Your task. The expected answer is every line from the material below that has the word "placeholder".

Exercise data.
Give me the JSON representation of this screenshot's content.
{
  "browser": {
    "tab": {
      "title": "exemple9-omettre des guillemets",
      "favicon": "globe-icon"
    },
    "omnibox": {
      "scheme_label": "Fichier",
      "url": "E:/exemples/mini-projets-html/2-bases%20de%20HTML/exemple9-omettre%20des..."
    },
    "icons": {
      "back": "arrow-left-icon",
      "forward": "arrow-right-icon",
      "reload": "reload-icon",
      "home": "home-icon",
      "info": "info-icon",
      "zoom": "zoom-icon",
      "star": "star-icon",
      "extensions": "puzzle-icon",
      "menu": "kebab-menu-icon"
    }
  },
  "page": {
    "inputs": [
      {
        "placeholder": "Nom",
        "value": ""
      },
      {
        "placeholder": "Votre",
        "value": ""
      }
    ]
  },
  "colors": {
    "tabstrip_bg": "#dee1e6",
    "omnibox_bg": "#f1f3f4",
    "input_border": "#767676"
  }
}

Written reply.
        "placeholder": "Nom",
        "placeholder": "Votre",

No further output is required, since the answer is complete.